Derek Burney was Canada's ambassador to the U.S. from 1989-1993. Fen Osler Hampson is chancellor's professor at Carleton University and the author of the forthcoming book Master of Persuasion: Brian Mulroney's Global Legacy.
If you thought that things were already going badly for the Trump administration – the lowest approval ratings ever for a president at this point in his term – the initial indictments by special counsel Robert Mueller might prove to be the thin edge of the wedge against an increasingly beleaguered Donald Trump.

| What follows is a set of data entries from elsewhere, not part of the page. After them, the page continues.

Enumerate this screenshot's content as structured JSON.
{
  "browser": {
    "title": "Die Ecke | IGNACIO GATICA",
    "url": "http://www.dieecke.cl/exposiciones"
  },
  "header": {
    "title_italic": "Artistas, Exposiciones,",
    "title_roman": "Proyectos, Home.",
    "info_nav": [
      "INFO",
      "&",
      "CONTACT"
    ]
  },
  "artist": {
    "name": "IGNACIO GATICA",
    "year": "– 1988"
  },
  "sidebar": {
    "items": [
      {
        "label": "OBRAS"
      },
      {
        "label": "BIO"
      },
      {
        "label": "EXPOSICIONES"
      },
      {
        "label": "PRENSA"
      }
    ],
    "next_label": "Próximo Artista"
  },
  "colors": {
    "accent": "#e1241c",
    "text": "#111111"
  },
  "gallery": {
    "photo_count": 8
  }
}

Special counsel investigations are rarely bearers of good news for any president and Mr. Mueller's is no exception. The scope and nature of the charges brought against former Trump campaign chair Paul Manafort and his colleague, Rick Gates, cover a blistering array of offences ranging from conspiracy and fraud against the United States, illegal lobbying, lying and, perhaps the most serious of all, money laundering of millions of dollars of fees paid by pro-Russia Ukrainian politicians between 2006 and 2015.
While these alleged transgressions occurred before Mr. Manafort became directly involved in the Trump campaign and do not in themselves support allegations of collusion, they do not really alleviate much of the guilt-by-association sentiment so easily stoked in Washington.
It remains to be seen whether the extent of these charges will stick or whether they are meant primarily to cajole the indictees into providing information that will net higher-profile members of the Trump entourage and bring a sharper spotlight closer to the President himself. More ominously, perhaps, a third adviser during the campaign, George Papadopoulos, pleaded guilty separately to making false statements to the FBI and has been quietly co-operating with law-enforcement officials since his arrest. Who knows what other revelations will come to light from his plea bargaining?
However, true to form, Mr. Trump quickly brushed the Manafort charges aside saying that they were based on activities "years ago" while trying as well in his tweets to shift the focus to "Crooked Hillary."
As Washington slips yet again into the ravages of political scandal, little good is likely to emerge. Efforts by the U.S. administration to establish more stable, coherent global leadership or legislative action on major domestic reforms will be sidetracked as the country's capital awaits further developments. The timing couldn't be worst for a President who wants to project an image of political strength and of being in charge as he heads off to meet with Asian leaders later this week.
There could be more lunges and tweets to try to discredit the actions of the special counsel. There will undoubtedly be parallel demands by Republicans to investigate the conduct of the Hillary Clinton campaign over the "Trump dossier," produced by Fusion GPS and paid for by the Democratic National Committee, as well as the approval by the Obama administration of Uranium One, a Russian-controlled company that now reportedly controls 20 per cent of U.S. uranium.
This is merely Act 1, Scene 1 of a drama that has the potential for much more tragedy and political damage mixed with farce in the months ahead. Most troubling is the sour signal it sends to the world about governance in America and about the values espoused by the republic. Far from being "exceptional," as some would still like to think, the U.S. is descending shabbily into dysfunction and embarrassment. More a beacon of despair than hope.
Allegations of collusion with Russia still hang over the Trump team. The former director of National Intelligence, James Clapper, has openly expressed his concern that attention is being distracted from what should be the real target, the fact that the Russians have "succeeded … beyond their wildest expectations … to sow dissent, discord and disruption in our political life … They have been emboldened and will continue to do this."
While the fact of Russian interference is palpable, any direct link to the Trump team is still a matter of supposition.
One can only hope that the inner strengths of the United States and its economy in particular can weather yet another political convulsion. But the mess in Washington is almost certain to get messier and the cynicism of an already polarized American public will become even more profound.
For Canada, especially regarding our efforts to renegotiate the North American free-trade agreement, the swirling political maelstrom developing in Washington calls for an abundance of caution and discipline. We must above all avoid being stampeded by desperate attempts to divert attention and change the focus. It is not a time for quick fixes on trade or anything else. Unilateral demands for unilateral concessions are not prescriptions for success. It is a time for extreme prudence and firm resolve, anchored in the belief that "no deal is better than a bad deal."